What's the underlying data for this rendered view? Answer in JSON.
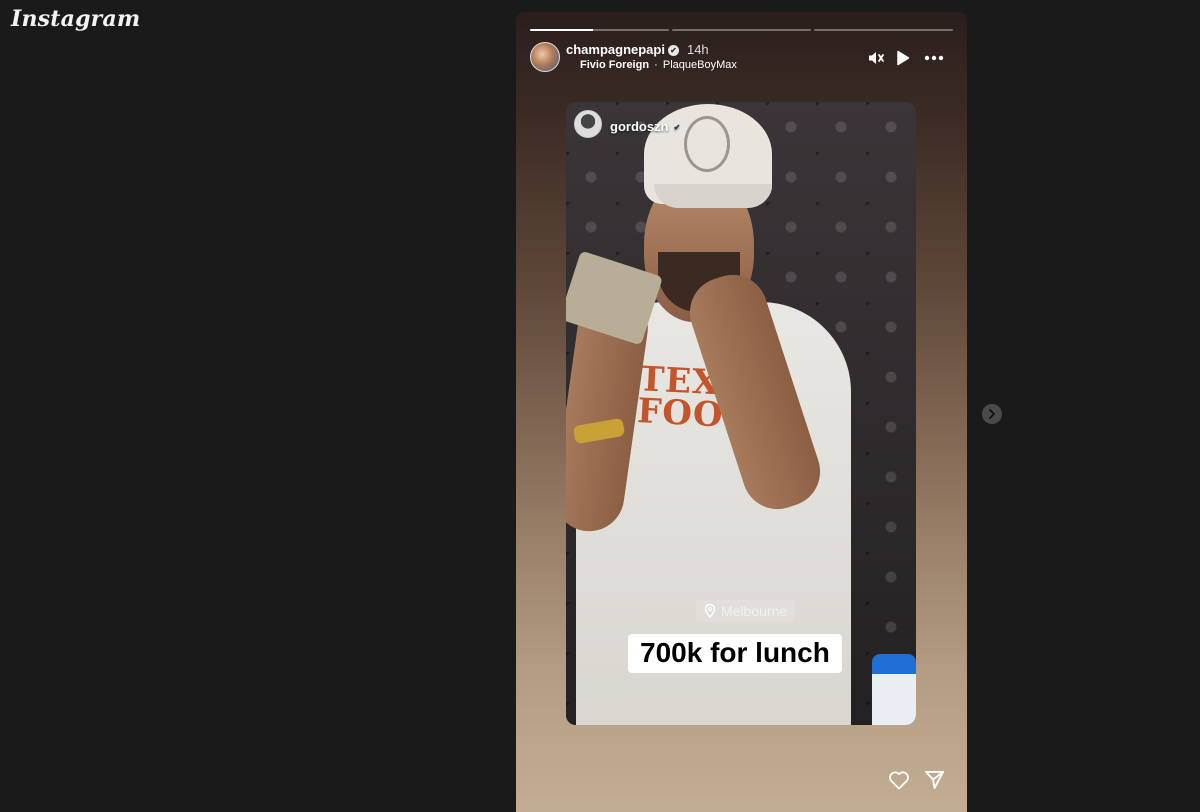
{
  "app": {
    "logo_text": "Instagram"
  },
  "story": {
    "progress": [
      {
        "fill": 0.45
      },
      {
        "fill": 0
      },
      {
        "fill": 0
      }
    ],
    "author": {
      "username": "champagnepapi",
      "verified_icon": "✔",
      "time": "14h"
    },
    "music": {
      "title": "Fivio Foreign",
      "separator": "·",
      "artist": "PlaqueBoyMax"
    },
    "controls": {
      "mute_icon": "speaker-muted-icon",
      "play_icon": "play-icon",
      "more_icon": "more-icon"
    },
    "reshared_post": {
      "username": "gordoszn",
      "verified_icon": "✔",
      "shirt_text_line1": "TEX",
      "shirt_text_line2": "FOOTB",
      "location": "Melbourne",
      "caption": "700k for lunch"
    },
    "actions": {
      "like_icon": "heart-icon",
      "share_icon": "send-icon"
    }
  },
  "navigation": {
    "next_icon": "chevron-right-icon"
  }
}
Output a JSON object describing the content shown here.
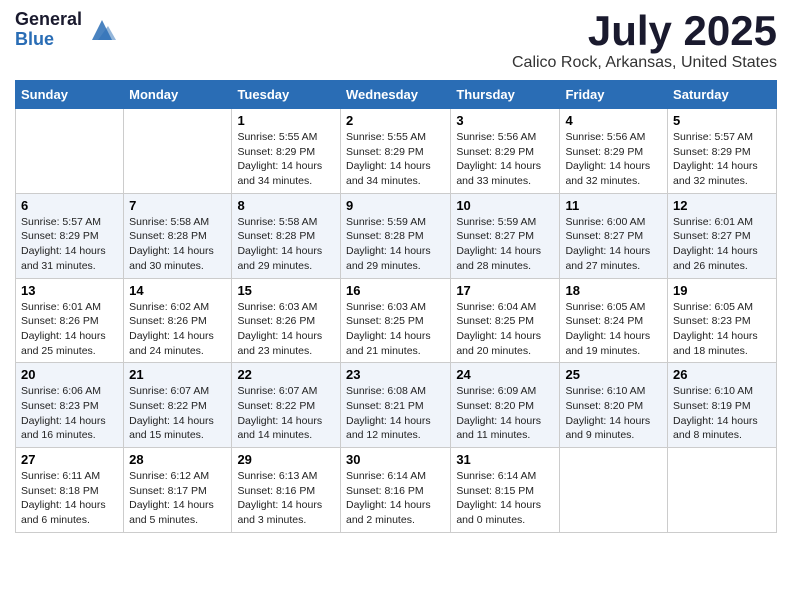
{
  "header": {
    "logo_general": "General",
    "logo_blue": "Blue",
    "month": "July 2025",
    "location": "Calico Rock, Arkansas, United States"
  },
  "days_of_week": [
    "Sunday",
    "Monday",
    "Tuesday",
    "Wednesday",
    "Thursday",
    "Friday",
    "Saturday"
  ],
  "weeks": [
    [
      {
        "day": "",
        "sunrise": "",
        "sunset": "",
        "daylight": "",
        "empty": true
      },
      {
        "day": "",
        "sunrise": "",
        "sunset": "",
        "daylight": "",
        "empty": true
      },
      {
        "day": "1",
        "sunrise": "Sunrise: 5:55 AM",
        "sunset": "Sunset: 8:29 PM",
        "daylight": "Daylight: 14 hours and 34 minutes."
      },
      {
        "day": "2",
        "sunrise": "Sunrise: 5:55 AM",
        "sunset": "Sunset: 8:29 PM",
        "daylight": "Daylight: 14 hours and 34 minutes."
      },
      {
        "day": "3",
        "sunrise": "Sunrise: 5:56 AM",
        "sunset": "Sunset: 8:29 PM",
        "daylight": "Daylight: 14 hours and 33 minutes."
      },
      {
        "day": "4",
        "sunrise": "Sunrise: 5:56 AM",
        "sunset": "Sunset: 8:29 PM",
        "daylight": "Daylight: 14 hours and 32 minutes."
      },
      {
        "day": "5",
        "sunrise": "Sunrise: 5:57 AM",
        "sunset": "Sunset: 8:29 PM",
        "daylight": "Daylight: 14 hours and 32 minutes."
      }
    ],
    [
      {
        "day": "6",
        "sunrise": "Sunrise: 5:57 AM",
        "sunset": "Sunset: 8:29 PM",
        "daylight": "Daylight: 14 hours and 31 minutes."
      },
      {
        "day": "7",
        "sunrise": "Sunrise: 5:58 AM",
        "sunset": "Sunset: 8:28 PM",
        "daylight": "Daylight: 14 hours and 30 minutes."
      },
      {
        "day": "8",
        "sunrise": "Sunrise: 5:58 AM",
        "sunset": "Sunset: 8:28 PM",
        "daylight": "Daylight: 14 hours and 29 minutes."
      },
      {
        "day": "9",
        "sunrise": "Sunrise: 5:59 AM",
        "sunset": "Sunset: 8:28 PM",
        "daylight": "Daylight: 14 hours and 29 minutes."
      },
      {
        "day": "10",
        "sunrise": "Sunrise: 5:59 AM",
        "sunset": "Sunset: 8:27 PM",
        "daylight": "Daylight: 14 hours and 28 minutes."
      },
      {
        "day": "11",
        "sunrise": "Sunrise: 6:00 AM",
        "sunset": "Sunset: 8:27 PM",
        "daylight": "Daylight: 14 hours and 27 minutes."
      },
      {
        "day": "12",
        "sunrise": "Sunrise: 6:01 AM",
        "sunset": "Sunset: 8:27 PM",
        "daylight": "Daylight: 14 hours and 26 minutes."
      }
    ],
    [
      {
        "day": "13",
        "sunrise": "Sunrise: 6:01 AM",
        "sunset": "Sunset: 8:26 PM",
        "daylight": "Daylight: 14 hours and 25 minutes."
      },
      {
        "day": "14",
        "sunrise": "Sunrise: 6:02 AM",
        "sunset": "Sunset: 8:26 PM",
        "daylight": "Daylight: 14 hours and 24 minutes."
      },
      {
        "day": "15",
        "sunrise": "Sunrise: 6:03 AM",
        "sunset": "Sunset: 8:26 PM",
        "daylight": "Daylight: 14 hours and 23 minutes."
      },
      {
        "day": "16",
        "sunrise": "Sunrise: 6:03 AM",
        "sunset": "Sunset: 8:25 PM",
        "daylight": "Daylight: 14 hours and 21 minutes."
      },
      {
        "day": "17",
        "sunrise": "Sunrise: 6:04 AM",
        "sunset": "Sunset: 8:25 PM",
        "daylight": "Daylight: 14 hours and 20 minutes."
      },
      {
        "day": "18",
        "sunrise": "Sunrise: 6:05 AM",
        "sunset": "Sunset: 8:24 PM",
        "daylight": "Daylight: 14 hours and 19 minutes."
      },
      {
        "day": "19",
        "sunrise": "Sunrise: 6:05 AM",
        "sunset": "Sunset: 8:23 PM",
        "daylight": "Daylight: 14 hours and 18 minutes."
      }
    ],
    [
      {
        "day": "20",
        "sunrise": "Sunrise: 6:06 AM",
        "sunset": "Sunset: 8:23 PM",
        "daylight": "Daylight: 14 hours and 16 minutes."
      },
      {
        "day": "21",
        "sunrise": "Sunrise: 6:07 AM",
        "sunset": "Sunset: 8:22 PM",
        "daylight": "Daylight: 14 hours and 15 minutes."
      },
      {
        "day": "22",
        "sunrise": "Sunrise: 6:07 AM",
        "sunset": "Sunset: 8:22 PM",
        "daylight": "Daylight: 14 hours and 14 minutes."
      },
      {
        "day": "23",
        "sunrise": "Sunrise: 6:08 AM",
        "sunset": "Sunset: 8:21 PM",
        "daylight": "Daylight: 14 hours and 12 minutes."
      },
      {
        "day": "24",
        "sunrise": "Sunrise: 6:09 AM",
        "sunset": "Sunset: 8:20 PM",
        "daylight": "Daylight: 14 hours and 11 minutes."
      },
      {
        "day": "25",
        "sunrise": "Sunrise: 6:10 AM",
        "sunset": "Sunset: 8:20 PM",
        "daylight": "Daylight: 14 hours and 9 minutes."
      },
      {
        "day": "26",
        "sunrise": "Sunrise: 6:10 AM",
        "sunset": "Sunset: 8:19 PM",
        "daylight": "Daylight: 14 hours and 8 minutes."
      }
    ],
    [
      {
        "day": "27",
        "sunrise": "Sunrise: 6:11 AM",
        "sunset": "Sunset: 8:18 PM",
        "daylight": "Daylight: 14 hours and 6 minutes."
      },
      {
        "day": "28",
        "sunrise": "Sunrise: 6:12 AM",
        "sunset": "Sunset: 8:17 PM",
        "daylight": "Daylight: 14 hours and 5 minutes."
      },
      {
        "day": "29",
        "sunrise": "Sunrise: 6:13 AM",
        "sunset": "Sunset: 8:16 PM",
        "daylight": "Daylight: 14 hours and 3 minutes."
      },
      {
        "day": "30",
        "sunrise": "Sunrise: 6:14 AM",
        "sunset": "Sunset: 8:16 PM",
        "daylight": "Daylight: 14 hours and 2 minutes."
      },
      {
        "day": "31",
        "sunrise": "Sunrise: 6:14 AM",
        "sunset": "Sunset: 8:15 PM",
        "daylight": "Daylight: 14 hours and 0 minutes."
      },
      {
        "day": "",
        "sunrise": "",
        "sunset": "",
        "daylight": "",
        "empty": true
      },
      {
        "day": "",
        "sunrise": "",
        "sunset": "",
        "daylight": "",
        "empty": true
      }
    ]
  ]
}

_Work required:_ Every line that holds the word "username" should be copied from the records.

_Reply:_
      "username": "champagnepapi",
      "username": "gordoszn",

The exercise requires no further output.